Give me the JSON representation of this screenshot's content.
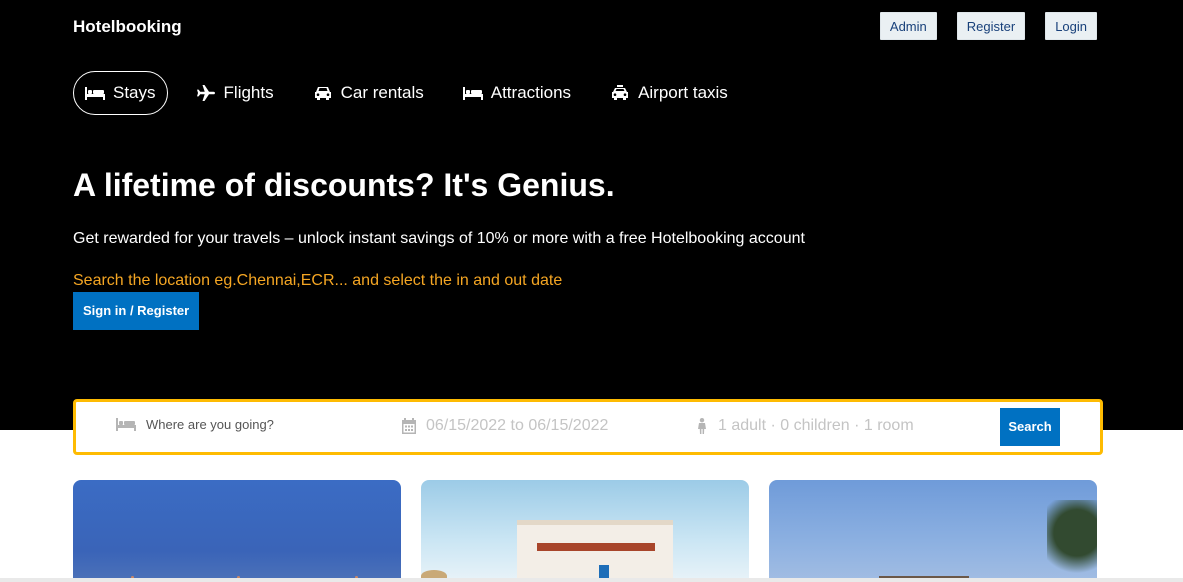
{
  "app": {
    "logo": "Hotelbooking"
  },
  "header": {
    "buttons": [
      "Admin",
      "Register",
      "Login"
    ]
  },
  "tabs": [
    {
      "label": "Stays",
      "icon": "bed-icon",
      "active": true
    },
    {
      "label": "Flights",
      "icon": "plane-icon",
      "active": false
    },
    {
      "label": "Car rentals",
      "icon": "car-icon",
      "active": false
    },
    {
      "label": "Attractions",
      "icon": "bed-icon",
      "active": false
    },
    {
      "label": "Airport taxis",
      "icon": "taxi-icon",
      "active": false
    }
  ],
  "hero": {
    "headline": "A lifetime of discounts? It's Genius.",
    "subtitle": "Get rewarded for your travels – unlock instant savings of 10% or more with a free Hotelbooking account",
    "hint": "Search the location eg.Chennai,ECR... and select the in and out date",
    "cta": "Sign in / Register"
  },
  "search": {
    "destination_placeholder": "Where are you going?",
    "dates": "06/15/2022 to 06/15/2022",
    "guests": "1 adult · 0 children · 1 room",
    "button": "Search"
  },
  "colors": {
    "hero_bg": "#000000",
    "accent": "#0071c2",
    "search_border": "#febb02",
    "hint": "#f5a623"
  }
}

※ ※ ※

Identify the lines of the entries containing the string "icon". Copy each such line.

      "icon": "bed-icon",
      "icon": "plane-icon",
      "icon": "car-icon",
      "icon": "bed-icon",
      "icon": "taxi-icon",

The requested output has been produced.